Smokey Blue Mountain Virginia

We have seen glimpses of all the major political and social issues in the US on this trip. Time to escape West out of cities and the Mississippi, to the Great Smokey Mountain and a bit of the South Carolina coast at Myrtle Beach. The temperature change was a shock as we got up in the morning in the mountains, after the sweltering heat in the river basin. Even more of a shock had been the little tourist town we stayed in the night before, Gatlinburg. I chose it because it was just before the National Park on the Tennessee side and pictured an Alpine village a la Canmore or Whistler in Canada. Instead, when we went looking for dinner that evening we walked into a gaudy wonderland of arcades, three Ripley’s Believe it or Nots, souvenir shops, candy stores and whiskey tasting bars. The main street was lit up with neon lights. Many of the tourists seemed to be in town for a car convention, and the closest they got to nature was a drive through the park on the way home. We found one hiking equipment store in the whole town, and fortunately one pub serving home-made food, where we ate roast beef and mashed potato and MLH looked glum: that is ‘winter’ food for him.

We explored the mountains the next day, though the traffic was heavy on the only road. They really do look ‘smokey’ (a phenomenon to do with moisture from the trees), and the leaves were just beginning to turn colour higher up. After our near encounter with a bear in the Rockies, I thought that I didn’t really want to see a bear. If I saw one while hiking I would be terrified, and if I saw one while driving I would probably be sad to see an animal habituated to humans. Hence, I was not as excited as I should have been when we saw a huge, beautiful bear in a parking lot in the Mountains, surrounded by photographers and Appalachian Trail hikers, scrummaging for food.

Myrtle Beach
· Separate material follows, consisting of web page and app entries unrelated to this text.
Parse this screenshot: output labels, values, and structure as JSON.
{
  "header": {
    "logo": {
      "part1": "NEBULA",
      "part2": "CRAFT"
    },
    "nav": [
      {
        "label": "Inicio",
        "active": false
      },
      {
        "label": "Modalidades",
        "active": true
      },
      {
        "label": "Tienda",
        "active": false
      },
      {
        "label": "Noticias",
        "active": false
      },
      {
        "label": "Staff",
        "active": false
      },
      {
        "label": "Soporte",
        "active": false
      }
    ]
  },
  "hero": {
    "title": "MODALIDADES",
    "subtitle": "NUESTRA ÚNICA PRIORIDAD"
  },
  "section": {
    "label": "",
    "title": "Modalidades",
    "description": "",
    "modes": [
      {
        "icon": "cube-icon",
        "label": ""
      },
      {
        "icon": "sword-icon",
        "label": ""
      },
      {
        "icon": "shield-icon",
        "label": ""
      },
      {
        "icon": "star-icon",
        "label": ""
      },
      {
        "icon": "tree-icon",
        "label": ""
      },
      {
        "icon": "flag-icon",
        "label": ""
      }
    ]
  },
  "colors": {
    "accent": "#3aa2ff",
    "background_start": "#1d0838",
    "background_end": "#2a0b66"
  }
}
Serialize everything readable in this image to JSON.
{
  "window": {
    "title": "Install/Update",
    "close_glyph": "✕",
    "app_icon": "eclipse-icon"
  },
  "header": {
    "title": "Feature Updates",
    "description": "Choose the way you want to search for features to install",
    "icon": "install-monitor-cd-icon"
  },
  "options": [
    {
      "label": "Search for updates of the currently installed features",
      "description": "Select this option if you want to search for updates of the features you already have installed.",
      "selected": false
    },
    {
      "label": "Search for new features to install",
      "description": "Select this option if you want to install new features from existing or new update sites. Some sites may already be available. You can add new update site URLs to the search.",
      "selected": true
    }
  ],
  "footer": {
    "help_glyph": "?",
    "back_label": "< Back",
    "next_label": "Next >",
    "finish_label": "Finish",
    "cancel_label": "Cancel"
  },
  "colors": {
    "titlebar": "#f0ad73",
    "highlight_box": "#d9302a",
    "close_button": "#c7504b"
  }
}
Myrtle Beach was home for a week, to get sun, sand and sea in and stretch our backs out after long days in the car. Nothing much to report, though the beaches are beautiful and much less crowded than Florida. On Saturday we watched four weddings take place on the beach. Three were with groups of family and friends, but one was the saddest I’ve ever seen. There were no witnesses or photographers. The officiant, in a white shirt and pants, arrived with a little fold-up table and a backpack. The bride wore a full-length fluffy dress and resembled an ostrich. She carefully removed her flip flops before stepping onto the sand. She had no one to pass the bouquet to, so she stuck it in the sand when it came time to exchange rings. The groom wore a dark suit. The ceremony took perhaps two minutes. The officiant shook their hands, held the papers down as they signed their names, then folded the table with a snap, shrugged the backpack on, and left. Two days later the bouquet was still there, being battered by the first rain we had experienced in two months.